Project: Self-Assembled Bio-mimetic Wood-Based Nanocomposites

There are strong societal needs towards sustainable materials, sustainable and energy efficient processes, as well as materials that allow saving of energy, still combining advanced mechanical and other functional properties. An example would be offered by low density, mechanically excellent renewable materials which save fuel energy in mobile technologies and transportation, e.g. in mobile telecommunication, mobile computers, automobiles, and aerospace as they allow lightweight construction. The overall aim in CellAssembly was to develop concepts, scientific understanding of toughening mechanisms, and realizations towards lightweight sustainable biomimetic nanocomposites with extraordinary combination of stiffness, strength, and toughness, as relevant for applications, as well as selected new functions. The challenge was to maintain the stiffness and strength, while increasing the strain-to-failure. This clearly requires synergic mechanical properties and calls for new concepts towards biomimetic materials principles. The idea was to design and form core-shell nanofibrils/nanowhiskers/nanoclays, and subsequently process them into bulk composites via self-assemblies, spun into self-assembled fibers or expanded into robust composite foams. CellAssembly project developed next generation self-assembled biomimetic composites with first evidence of synergistic improvement of both strength and strain, and achieved fundamentally new understanding on two mechanisms in biomimetic composites: 1) The effect hydration of the self-assemble nanolayers causes a ductile-brittle transition Brittle-to-ductile transition in a self-assembled nacre-inspired poly(vinyl alcohol)/nanoclay composite based on a hydration-induced glass-to-rubber transition in the 2D-nanoconfined poly(vinyl alcohol) layers. 2) Supramolecular binding of the nanosheets in nacre-mimetic composites allows sacrificial bonds CellAssembly project produced also methods for formation of core-shell nanofibrils through pH modulated adsorption and their subsequent packing, as well as methods for alignment of nanocellulose nanocomposites and fibers inside solvent baths. During the project there was collaboration with companies such as UPM and Tetra Pak but also with some new start-up companies (Betulium and Xylocel).

Acronym Cell-Assembly
Duration 01/01/2012
Website visit project website
Network WoodWisdom-Net 2
Call Joint Call 2010 between ERA-Nets WoodWisdom-Net 2 and ERA-NET Bioenergy

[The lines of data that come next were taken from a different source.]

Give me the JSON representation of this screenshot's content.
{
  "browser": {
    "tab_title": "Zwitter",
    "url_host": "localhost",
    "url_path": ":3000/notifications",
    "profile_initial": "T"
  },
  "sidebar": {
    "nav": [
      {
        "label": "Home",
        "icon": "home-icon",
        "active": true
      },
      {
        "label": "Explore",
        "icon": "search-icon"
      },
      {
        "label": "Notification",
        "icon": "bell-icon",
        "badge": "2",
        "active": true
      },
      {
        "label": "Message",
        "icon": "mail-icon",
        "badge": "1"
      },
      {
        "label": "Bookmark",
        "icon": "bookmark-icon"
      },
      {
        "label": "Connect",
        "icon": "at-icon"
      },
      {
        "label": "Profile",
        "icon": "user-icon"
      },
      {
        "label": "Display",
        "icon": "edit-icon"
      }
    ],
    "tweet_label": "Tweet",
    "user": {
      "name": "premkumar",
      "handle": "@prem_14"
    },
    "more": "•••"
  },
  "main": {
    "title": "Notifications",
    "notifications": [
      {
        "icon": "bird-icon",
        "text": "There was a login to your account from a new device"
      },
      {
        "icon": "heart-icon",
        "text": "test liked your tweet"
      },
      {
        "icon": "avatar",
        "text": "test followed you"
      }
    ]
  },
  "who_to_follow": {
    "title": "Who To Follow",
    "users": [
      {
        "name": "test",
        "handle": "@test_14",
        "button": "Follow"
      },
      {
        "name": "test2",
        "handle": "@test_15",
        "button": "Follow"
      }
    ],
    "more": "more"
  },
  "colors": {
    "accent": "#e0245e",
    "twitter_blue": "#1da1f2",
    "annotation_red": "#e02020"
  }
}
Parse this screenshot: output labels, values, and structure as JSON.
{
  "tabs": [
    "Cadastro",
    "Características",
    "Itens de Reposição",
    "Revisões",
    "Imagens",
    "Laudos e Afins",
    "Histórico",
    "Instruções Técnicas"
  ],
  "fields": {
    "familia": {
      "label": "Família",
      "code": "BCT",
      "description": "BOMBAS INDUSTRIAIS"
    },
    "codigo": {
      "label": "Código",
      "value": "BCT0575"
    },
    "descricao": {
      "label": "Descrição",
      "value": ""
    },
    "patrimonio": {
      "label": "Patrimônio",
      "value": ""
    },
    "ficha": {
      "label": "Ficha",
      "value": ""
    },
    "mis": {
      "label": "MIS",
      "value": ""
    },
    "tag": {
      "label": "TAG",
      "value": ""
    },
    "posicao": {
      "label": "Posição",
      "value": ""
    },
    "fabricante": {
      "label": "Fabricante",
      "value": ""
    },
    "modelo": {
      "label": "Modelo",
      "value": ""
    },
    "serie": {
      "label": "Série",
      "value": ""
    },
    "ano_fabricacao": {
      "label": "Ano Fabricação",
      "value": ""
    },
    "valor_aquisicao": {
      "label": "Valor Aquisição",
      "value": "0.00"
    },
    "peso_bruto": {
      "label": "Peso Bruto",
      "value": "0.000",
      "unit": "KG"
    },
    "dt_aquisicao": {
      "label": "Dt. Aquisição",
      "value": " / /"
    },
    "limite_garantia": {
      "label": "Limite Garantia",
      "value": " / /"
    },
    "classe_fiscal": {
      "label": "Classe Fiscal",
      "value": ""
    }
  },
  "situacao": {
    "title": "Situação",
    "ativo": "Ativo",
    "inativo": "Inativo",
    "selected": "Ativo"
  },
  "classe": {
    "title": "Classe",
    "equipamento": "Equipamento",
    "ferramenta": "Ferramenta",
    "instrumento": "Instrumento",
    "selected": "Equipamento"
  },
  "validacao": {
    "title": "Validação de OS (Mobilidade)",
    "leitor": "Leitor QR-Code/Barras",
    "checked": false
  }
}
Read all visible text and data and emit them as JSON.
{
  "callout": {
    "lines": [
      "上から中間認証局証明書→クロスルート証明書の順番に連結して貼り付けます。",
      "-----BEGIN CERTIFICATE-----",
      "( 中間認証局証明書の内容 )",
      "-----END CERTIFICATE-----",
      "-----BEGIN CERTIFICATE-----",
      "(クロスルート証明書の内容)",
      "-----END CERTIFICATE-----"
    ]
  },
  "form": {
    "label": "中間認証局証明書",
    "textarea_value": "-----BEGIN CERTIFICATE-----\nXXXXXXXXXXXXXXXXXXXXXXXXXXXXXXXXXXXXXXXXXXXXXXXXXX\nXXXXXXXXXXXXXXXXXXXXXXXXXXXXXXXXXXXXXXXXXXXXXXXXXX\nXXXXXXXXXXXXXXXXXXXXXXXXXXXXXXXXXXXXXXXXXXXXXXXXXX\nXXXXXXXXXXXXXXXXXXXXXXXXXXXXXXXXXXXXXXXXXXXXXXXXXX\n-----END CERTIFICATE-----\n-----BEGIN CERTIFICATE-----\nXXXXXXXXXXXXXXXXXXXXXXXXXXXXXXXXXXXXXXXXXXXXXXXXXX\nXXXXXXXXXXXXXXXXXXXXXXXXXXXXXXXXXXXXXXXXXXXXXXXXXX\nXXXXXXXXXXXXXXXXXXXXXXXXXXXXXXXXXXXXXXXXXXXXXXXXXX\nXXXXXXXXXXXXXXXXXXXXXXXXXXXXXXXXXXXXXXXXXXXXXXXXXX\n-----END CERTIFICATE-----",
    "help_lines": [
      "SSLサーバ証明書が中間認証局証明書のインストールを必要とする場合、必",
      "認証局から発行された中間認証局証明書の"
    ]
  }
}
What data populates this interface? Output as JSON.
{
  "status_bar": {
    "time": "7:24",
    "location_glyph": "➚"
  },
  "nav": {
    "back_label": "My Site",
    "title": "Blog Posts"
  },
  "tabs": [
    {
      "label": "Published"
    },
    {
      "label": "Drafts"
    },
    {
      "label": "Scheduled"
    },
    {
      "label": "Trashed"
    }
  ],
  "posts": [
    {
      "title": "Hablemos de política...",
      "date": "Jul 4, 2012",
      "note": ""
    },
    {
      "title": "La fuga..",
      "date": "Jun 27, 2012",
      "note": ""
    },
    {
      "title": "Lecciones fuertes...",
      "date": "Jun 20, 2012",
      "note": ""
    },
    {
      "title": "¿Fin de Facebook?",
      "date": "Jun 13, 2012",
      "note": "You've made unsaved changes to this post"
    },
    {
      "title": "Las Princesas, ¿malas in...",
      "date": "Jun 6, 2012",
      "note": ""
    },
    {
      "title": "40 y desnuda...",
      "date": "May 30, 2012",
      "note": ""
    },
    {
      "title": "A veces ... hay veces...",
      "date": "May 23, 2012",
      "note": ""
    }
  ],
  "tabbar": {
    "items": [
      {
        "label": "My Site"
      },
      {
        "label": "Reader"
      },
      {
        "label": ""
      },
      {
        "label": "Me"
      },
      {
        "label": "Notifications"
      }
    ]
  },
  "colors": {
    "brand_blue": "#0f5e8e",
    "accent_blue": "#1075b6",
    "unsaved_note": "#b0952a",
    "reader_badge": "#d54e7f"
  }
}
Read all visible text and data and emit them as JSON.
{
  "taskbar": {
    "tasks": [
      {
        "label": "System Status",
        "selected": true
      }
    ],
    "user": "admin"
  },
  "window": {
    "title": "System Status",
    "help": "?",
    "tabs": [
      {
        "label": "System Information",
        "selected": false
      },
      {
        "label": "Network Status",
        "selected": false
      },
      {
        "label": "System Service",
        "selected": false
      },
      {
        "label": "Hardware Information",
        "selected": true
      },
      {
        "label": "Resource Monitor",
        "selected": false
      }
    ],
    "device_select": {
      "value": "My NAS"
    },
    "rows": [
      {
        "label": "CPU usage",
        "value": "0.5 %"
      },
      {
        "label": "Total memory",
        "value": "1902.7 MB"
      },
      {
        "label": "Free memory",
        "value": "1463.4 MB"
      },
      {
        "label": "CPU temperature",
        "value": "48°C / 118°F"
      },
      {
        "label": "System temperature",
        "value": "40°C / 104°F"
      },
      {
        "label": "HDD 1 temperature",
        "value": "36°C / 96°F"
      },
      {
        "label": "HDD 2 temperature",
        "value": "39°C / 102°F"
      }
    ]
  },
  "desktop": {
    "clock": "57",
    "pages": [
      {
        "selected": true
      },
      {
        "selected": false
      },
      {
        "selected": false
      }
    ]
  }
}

Project partner

Number Name Role Country
Aalto University - Department of Applied Physics, Molecular Materials Coordinator Finland
Royal Institute of Technology - Department of Fibre and Polymer Technology Sweden
RWTH Aachen University - Leibniz Institute for Interactive Materials Germany
Aalto University - Department of Forest Products Technology, Forest Products Surface Chemistry Finland